[Opening Data extract section]

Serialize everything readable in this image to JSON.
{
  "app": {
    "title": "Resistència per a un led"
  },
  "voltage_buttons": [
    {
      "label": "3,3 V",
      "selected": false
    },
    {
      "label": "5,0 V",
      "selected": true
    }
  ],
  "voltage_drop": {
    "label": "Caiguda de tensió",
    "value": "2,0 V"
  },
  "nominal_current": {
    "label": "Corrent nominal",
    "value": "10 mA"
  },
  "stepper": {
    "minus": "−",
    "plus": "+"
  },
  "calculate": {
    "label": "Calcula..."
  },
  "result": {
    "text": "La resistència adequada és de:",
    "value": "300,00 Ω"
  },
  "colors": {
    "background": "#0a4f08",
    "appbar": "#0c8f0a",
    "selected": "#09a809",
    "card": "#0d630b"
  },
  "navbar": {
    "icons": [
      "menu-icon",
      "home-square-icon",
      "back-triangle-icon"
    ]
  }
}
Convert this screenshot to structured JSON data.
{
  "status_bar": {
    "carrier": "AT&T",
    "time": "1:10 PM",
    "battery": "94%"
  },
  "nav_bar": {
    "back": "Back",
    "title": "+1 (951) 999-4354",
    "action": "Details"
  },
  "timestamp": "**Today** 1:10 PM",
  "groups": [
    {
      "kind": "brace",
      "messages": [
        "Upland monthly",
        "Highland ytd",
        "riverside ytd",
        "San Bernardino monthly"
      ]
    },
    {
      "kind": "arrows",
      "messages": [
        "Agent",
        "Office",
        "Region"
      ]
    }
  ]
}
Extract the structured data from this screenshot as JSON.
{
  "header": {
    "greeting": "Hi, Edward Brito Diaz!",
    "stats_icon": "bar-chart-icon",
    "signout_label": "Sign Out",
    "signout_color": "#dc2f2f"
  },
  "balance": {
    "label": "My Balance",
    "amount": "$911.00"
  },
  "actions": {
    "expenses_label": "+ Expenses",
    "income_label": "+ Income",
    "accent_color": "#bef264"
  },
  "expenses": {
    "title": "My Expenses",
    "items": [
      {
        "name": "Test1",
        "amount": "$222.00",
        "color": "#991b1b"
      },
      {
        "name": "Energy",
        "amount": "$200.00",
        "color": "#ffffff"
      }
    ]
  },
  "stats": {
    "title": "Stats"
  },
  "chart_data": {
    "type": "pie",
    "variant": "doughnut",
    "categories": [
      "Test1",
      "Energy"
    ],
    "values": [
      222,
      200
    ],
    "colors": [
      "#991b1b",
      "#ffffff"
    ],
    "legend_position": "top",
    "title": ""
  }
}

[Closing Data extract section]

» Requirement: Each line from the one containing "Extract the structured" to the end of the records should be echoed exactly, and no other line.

» Answer for the task:
Extract the structured data from this screenshot as JSON.
{
  "header": {
    "greeting": "Hi, Edward Brito Diaz!",
    "stats_icon": "bar-chart-icon",
    "signout_label": "Sign Out",
    "signout_color": "#dc2f2f"
  },
  "balance": {
    "label": "My Balance",
    "amount": "$911.00"
  },
  "actions": {
    "expenses_label": "+ Expenses",
    "income_label": "+ Income",
    "accent_color": "#bef264"
  },
  "expenses": {
    "title": "My Expenses",
    "items": [
      {
        "name": "Test1",
        "amount": "$222.00",
        "color": "#991b1b"
      },
      {
        "name": "Energy",
        "amount": "$200.00",
        "color": "#ffffff"
      }
    ]
  },
  "stats": {
    "title": "Stats"
  },
  "chart_data": {
    "type": "pie",
    "variant": "doughnut",
    "categories": [
      "Test1",
      "Energy"
    ],
    "values": [
      222,
      200
    ],
    "colors": [
      "#991b1b",
      "#ffffff"
    ],
    "legend_position": "top",
    "title": ""
  }
}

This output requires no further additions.